I was around 9 when I began reading Jacqueline Wilson and I fell in love with her work, reading everything I could get my hands on, being the nerd that I am.
In one of her books 'Cookie', the father is emotionally and verbally abusive, playing mind games with the mother and daughter. He constantly shouts and terrifies the mother, calling her derogatory names and even hits her once. The final straw was his message to Dilly, the mother when Cookie is given a rabbit despite his rules and so he deliberately leaves the hatch open releasing the bunny, who is then found by Cookie and her mother, mauled by a fox.
Is this Domestic Abuse? No, was my thinking at the time. From another of Jacqueline Wilson's books, 'Lola Rose' the mother had been beaten by her partner and that was what I had considered as Domestic Abuse.
Picture a victim of domestic abuse. I used to imagine a beaten woman locked in a basement, while a large man towered over her swearing and drinking a beer. I thought this was just a douche father and that Dilly should have left much earlier in the relationship instead of putting Cookie and herself in constant fear at home. I thought that while it is obviously not the mother's fault she should have gotten over it and left.
Towards the end of the year, the school decided to have a week of talks and activities ranging from ‘Mindfulness' to ‘HIV Talks'. In all honesty, my friends and I were not too excited as on Friday morning we trudged our way up to the classroom and got out our pencil cases and books. It turned out to be a brilliant experience. We met Madelaine for a talk about Domestic Abuse. It was relaxed, and filled with brightly coloured Post-It notes ready for our questions. It made us think.
My answer to the question earlier had changed: Was what Cookie and her mother exposed to Domestic Abuse? Absolutely.
Domestic Abuse wasn't just physical but emotional, verbal, psychological, economic and sexual.
There were so many different reasons why the mother didn't 'just leave' and that alerted us to how complicated it is to get out of abusive relationships
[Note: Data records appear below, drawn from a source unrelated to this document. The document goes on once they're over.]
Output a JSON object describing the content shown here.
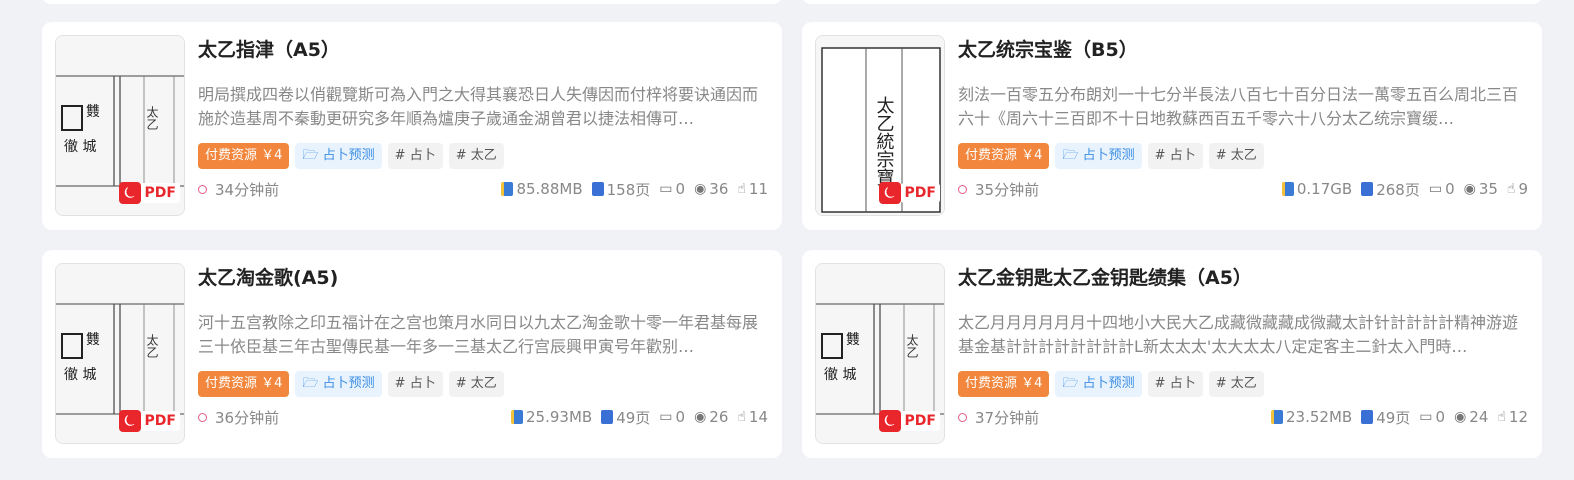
{
  "cards": [
    {
      "title": "太乙指津（A5）",
      "desc": "明局撰成四卷以俏觀覽斯可為入門之大得其襄恐日人失傳因而付梓将要诀通因而施於造基周不秦動更研究多年順為爐庚子歲通金湖曾君以捷法相傳可…",
      "tags": {
        "paid": "付费资源 ￥4",
        "category": "🗁 占卜预测",
        "tag1": "# 占卜",
        "tag2": "# 太乙"
      },
      "time": "34分钟前",
      "size": "85.88MB",
      "pages": "158页",
      "comments": "0",
      "views": "36",
      "likes": "11",
      "pdf": "PDF"
    },
    {
      "title": "太乙统宗宝鉴（B5）",
      "desc": "刻法一百零五分布朗刘一十七分半長法八百七十百分日法一萬零五百么周北三百六十《周六十三百即不十日地教蘇西百五千零六十八分太乙统宗寶缓…",
      "tags": {
        "paid": "付费资源 ￥4",
        "category": "🗁 占卜预测",
        "tag1": "# 占卜",
        "tag2": "# 太乙"
      },
      "time": "35分钟前",
      "size": "0.17GB",
      "pages": "268页",
      "comments": "0",
      "views": "35",
      "likes": "9",
      "pdf": "PDF"
    },
    {
      "title": "太乙淘金歌(A5)",
      "desc": "河十五宫教除之印五福计在之宫也策月水同日以九太乙淘金歌十零一年君基每展三十依臣基三年古聖傳民基一年多一三基太乙行宫辰興甲寅号年歡别…",
      "tags": {
        "paid": "付费资源 ￥4",
        "category": "🗁 占卜预测",
        "tag1": "# 占卜",
        "tag2": "# 太乙"
      },
      "time": "36分钟前",
      "size": "25.93MB",
      "pages": "49页",
      "comments": "0",
      "views": "26",
      "likes": "14",
      "pdf": "PDF"
    },
    {
      "title": "太乙金钥匙太乙金钥匙绩集（A5）",
      "desc": "太乙月月月月月月十四地小大民大乙成藏微藏藏成微藏太計针計計計計精神游遊基金基計計計計計計計計L新太太太'太大太太八定定客主二針太入門時…",
      "tags": {
        "paid": "付费资源 ￥4",
        "category": "🗁 占卜预测",
        "tag1": "# 占卜",
        "tag2": "# 太乙"
      },
      "time": "37分钟前",
      "size": "23.52MB",
      "pages": "49页",
      "comments": "0",
      "views": "24",
      "likes": "12",
      "pdf": "PDF"
    }
  ],
  "icons": {
    "time": "clock-circle-icon",
    "size": "file-size-icon",
    "pages": "pages-icon",
    "comments": "comment-icon",
    "views": "eye-icon",
    "likes": "thumbs-up-icon"
  }
}
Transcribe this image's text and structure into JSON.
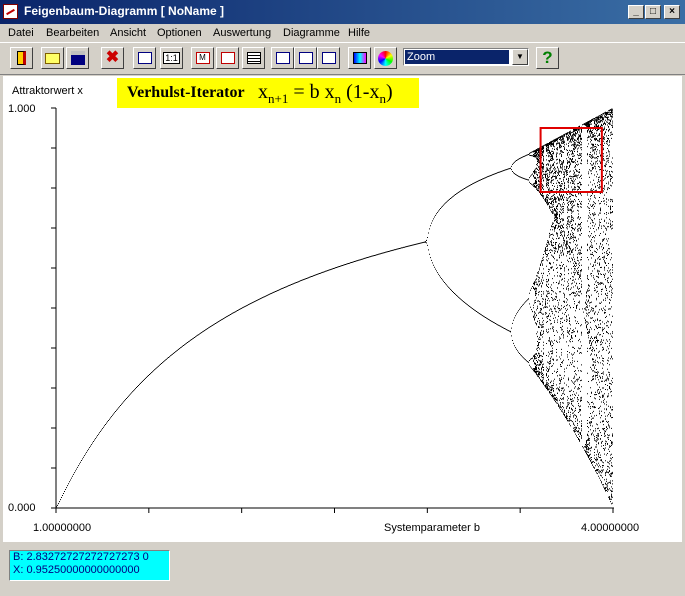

If I was asked now to picture a victim of Domestic Abuse, I would imagine a normal person who is strong, brave and has just been through an awful ordeal.
The ‘no-stupid questions' gave my friends and I the freedom to ask questions and the main one that we talked about during break: "Then why did she stay?" It gave us the chance to learn more from why to how to what happens next. It spread awareness showing us the line between the brief unhealthy relationship talk that we had briefly in PSHE to an actual crime.
It was insightful to learn about the different ways to get help if we ever found ourselves in this situation.